Friday, 19 November 2021 will mark the first anniversary since the Constitutional Court handed down a monumental judgment in Mahlangu v Minister of Labour compelling the inclusion of domestic workers in legislation aimed at protecting workers. On Wednesday, 24 November 2021, SERI and the Nelson Mandela Foundation will host an anniversary event reflecting on the status of domestic work in South Africa since the Constitutional Court judgment.
In Mahlangu v Minister of Labour, the Court confirmed the constitutional invalidity of section 1(xix)(v) of the Compensation for Occupational Injuries and Diseases Act 130 of 1993 (COIDA), which excluded domestic workers employed in private households from the definition of "employee", thus precluding them from claiming from the Compensation Fund for work-related injuries, illness or death. Significantly, the Court ruled that the order of constitutional invalidity is to have immediate and retrospective effect from 27 April 1994, which means domestic workers and dependants who have experienced work-related injuries, diseases or death as far back as 27 April 1994 are also able to submit claims.
At the start of the democratic era, “servants” became “workers” through their inclusion in labour legislation like the Basic Conditions of Employment Act 75 of 1997 and the Labour Relations Act 66 of 1995. In fact, South Africa is known to have one of the most progressive legal frameworks for domestic workers globally. However, in reality, the majority of domestic workers do not enjoy the employment rights they are entitled to, such as decent working hours, overtime pay and fair dismissal procedures. Research suggests that only about 20% of the country’s 1 million domestic workers are registered with the UIF.
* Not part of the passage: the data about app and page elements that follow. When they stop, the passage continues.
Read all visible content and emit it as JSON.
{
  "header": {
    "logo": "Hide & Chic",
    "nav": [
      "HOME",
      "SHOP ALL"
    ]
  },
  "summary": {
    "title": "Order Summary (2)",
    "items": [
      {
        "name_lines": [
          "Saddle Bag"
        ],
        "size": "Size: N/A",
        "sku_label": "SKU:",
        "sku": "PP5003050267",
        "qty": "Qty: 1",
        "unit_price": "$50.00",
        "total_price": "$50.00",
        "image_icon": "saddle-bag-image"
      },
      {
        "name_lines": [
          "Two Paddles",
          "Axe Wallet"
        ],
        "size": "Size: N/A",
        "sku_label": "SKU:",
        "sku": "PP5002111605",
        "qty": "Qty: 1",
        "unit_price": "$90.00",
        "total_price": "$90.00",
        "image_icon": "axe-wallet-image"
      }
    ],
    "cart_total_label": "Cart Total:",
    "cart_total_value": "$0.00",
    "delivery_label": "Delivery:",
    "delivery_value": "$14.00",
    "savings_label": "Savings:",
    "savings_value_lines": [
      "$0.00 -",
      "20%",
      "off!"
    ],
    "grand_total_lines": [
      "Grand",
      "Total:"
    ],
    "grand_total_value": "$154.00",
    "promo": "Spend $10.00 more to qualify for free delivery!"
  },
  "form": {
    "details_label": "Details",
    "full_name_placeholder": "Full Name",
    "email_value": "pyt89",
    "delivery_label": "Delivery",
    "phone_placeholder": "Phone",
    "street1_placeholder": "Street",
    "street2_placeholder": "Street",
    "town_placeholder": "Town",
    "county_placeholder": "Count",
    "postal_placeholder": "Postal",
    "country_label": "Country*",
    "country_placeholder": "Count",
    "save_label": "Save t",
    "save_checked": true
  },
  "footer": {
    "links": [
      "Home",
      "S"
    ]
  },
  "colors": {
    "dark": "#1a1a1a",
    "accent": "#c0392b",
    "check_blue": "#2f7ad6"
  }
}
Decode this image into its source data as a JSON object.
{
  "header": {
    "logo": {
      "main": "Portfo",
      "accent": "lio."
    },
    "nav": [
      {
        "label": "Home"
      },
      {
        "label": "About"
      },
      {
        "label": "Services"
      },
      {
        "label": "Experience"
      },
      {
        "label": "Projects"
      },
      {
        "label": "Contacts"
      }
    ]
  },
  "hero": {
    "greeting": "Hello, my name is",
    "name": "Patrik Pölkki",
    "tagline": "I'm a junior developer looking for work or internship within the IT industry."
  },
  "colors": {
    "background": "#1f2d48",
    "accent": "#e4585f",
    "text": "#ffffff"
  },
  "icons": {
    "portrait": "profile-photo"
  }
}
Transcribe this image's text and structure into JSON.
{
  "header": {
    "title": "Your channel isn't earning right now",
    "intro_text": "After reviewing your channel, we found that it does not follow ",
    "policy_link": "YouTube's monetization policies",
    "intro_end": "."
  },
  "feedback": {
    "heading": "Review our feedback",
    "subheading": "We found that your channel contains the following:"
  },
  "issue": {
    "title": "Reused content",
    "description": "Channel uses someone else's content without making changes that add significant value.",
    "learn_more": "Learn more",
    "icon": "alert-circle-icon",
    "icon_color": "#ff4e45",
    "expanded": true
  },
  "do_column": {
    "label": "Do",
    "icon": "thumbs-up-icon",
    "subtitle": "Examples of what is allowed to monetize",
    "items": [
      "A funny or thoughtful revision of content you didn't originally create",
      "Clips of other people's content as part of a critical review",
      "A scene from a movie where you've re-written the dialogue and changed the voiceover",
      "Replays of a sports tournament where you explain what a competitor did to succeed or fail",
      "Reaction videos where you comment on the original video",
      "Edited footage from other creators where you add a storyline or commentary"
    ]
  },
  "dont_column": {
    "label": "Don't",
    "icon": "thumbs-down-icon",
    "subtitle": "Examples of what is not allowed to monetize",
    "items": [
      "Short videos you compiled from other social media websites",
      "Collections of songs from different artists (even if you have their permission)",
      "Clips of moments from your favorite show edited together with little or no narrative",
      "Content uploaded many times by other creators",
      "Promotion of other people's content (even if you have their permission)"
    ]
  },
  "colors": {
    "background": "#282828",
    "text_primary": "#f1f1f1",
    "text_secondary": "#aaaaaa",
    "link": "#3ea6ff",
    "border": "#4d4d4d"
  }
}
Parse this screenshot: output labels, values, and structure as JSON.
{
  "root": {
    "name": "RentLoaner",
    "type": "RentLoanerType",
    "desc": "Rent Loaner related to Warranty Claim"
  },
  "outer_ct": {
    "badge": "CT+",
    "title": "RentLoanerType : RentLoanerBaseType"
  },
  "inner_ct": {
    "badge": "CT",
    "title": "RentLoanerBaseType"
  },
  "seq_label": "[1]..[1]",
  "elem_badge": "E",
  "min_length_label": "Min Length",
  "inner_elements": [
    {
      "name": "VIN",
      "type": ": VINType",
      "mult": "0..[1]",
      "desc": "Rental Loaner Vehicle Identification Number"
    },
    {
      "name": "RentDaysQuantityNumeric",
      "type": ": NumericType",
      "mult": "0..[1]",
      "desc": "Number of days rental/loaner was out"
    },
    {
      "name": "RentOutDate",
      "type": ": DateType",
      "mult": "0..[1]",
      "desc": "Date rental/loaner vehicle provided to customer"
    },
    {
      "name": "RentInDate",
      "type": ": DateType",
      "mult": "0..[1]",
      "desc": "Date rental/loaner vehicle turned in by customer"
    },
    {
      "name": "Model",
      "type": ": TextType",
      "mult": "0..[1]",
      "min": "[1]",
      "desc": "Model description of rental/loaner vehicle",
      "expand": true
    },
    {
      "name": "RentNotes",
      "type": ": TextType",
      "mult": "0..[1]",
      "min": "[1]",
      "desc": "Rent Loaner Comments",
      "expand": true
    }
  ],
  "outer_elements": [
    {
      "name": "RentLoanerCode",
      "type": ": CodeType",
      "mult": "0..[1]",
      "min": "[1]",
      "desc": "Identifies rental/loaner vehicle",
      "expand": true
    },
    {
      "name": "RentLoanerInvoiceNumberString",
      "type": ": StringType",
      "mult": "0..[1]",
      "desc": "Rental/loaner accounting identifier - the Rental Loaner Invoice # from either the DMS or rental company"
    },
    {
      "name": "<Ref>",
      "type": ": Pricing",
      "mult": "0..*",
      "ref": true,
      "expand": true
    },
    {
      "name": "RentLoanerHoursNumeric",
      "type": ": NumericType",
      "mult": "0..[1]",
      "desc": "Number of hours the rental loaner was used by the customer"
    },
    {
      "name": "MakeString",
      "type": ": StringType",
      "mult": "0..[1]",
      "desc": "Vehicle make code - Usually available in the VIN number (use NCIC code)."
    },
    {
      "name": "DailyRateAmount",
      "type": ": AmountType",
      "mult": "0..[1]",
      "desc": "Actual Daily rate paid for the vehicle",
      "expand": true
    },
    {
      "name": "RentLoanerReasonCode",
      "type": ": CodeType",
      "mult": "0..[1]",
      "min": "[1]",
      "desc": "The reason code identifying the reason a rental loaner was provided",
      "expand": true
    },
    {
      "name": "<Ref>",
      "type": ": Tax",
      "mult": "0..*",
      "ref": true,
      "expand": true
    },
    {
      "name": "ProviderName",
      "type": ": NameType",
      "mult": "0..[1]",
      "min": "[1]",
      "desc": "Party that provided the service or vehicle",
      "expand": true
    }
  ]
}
The Mahlangu victory offers the opportunity to take stock of domestic work in South Africa, reflect on achievements, find solutions to the challenges of employer compliance and strengthen enforcement mechanisms. Mahlangu potentially represents a turning point in the implementation of domestic worker laws in South Africa.
The event to be hosted on Wednesday will bring together domestic workers, government, civil society and private actors in conversation about key issues in the sector and the future of domestic work. The event will be livestreamed and it will also be available on the Nelson Mandela Foundation’s YouTube channel (available here).
Download the full statement here.